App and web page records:
-- Opening Marker --
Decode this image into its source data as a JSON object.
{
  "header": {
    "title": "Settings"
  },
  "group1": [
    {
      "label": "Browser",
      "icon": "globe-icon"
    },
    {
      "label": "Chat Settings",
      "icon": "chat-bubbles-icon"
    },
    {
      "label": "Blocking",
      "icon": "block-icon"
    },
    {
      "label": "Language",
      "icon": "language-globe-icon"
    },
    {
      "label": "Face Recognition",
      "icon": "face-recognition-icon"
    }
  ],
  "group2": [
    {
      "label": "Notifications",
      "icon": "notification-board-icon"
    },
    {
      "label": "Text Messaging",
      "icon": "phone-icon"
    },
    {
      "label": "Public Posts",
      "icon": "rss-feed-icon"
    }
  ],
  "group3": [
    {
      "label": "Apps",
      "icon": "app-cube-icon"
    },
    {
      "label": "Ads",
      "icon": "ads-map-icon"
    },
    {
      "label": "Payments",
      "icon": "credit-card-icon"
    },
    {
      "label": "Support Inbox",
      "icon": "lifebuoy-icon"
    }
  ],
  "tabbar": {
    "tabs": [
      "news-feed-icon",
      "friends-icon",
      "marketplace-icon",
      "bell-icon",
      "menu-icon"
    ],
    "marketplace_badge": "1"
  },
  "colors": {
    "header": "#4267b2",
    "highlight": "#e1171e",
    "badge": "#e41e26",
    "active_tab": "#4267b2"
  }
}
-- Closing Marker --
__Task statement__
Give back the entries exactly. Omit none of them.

__Solution for this task__
Decode this image into its source data as a JSON object.
{
  "header": {
    "title": "Settings"
  },
  "group1": [
    {
      "label": "Browser",
      "icon": "globe-icon"
    },
    {
      "label": "Chat Settings",
      "icon": "chat-bubbles-icon"
    },
    {
      "label": "Blocking",
      "icon": "block-icon"
    },
    {
      "label": "Language",
      "icon": "language-globe-icon"
    },
    {
      "label": "Face Recognition",
      "icon": "face-recognition-icon"
    }
  ],
  "group2": [
    {
      "label": "Notifications",
      "icon": "notification-board-icon"
    },
    {
      "label": "Text Messaging",
      "icon": "phone-icon"
    },
    {
      "label": "Public Posts",
      "icon": "rss-feed-icon"
    }
  ],
  "group3": [
    {
      "label": "Apps",
      "icon": "app-cube-icon"
    },
    {
      "label": "Ads",
      "icon": "ads-map-icon"
    },
    {
      "label": "Payments",
      "icon": "credit-card-icon"
    },
    {
      "label": "Support Inbox",
      "icon": "lifebuoy-icon"
    }
  ],
  "tabbar": {
    "tabs": [
      "news-feed-icon",
      "friends-icon",
      "marketplace-icon",
      "bell-icon",
      "menu-icon"
    ],
    "marketplace_badge": "1"
  },
  "colors": {
    "header": "#4267b2",
    "highlight": "#e1171e",
    "badge": "#e41e26",
    "active_tab": "#4267b2"
  }
}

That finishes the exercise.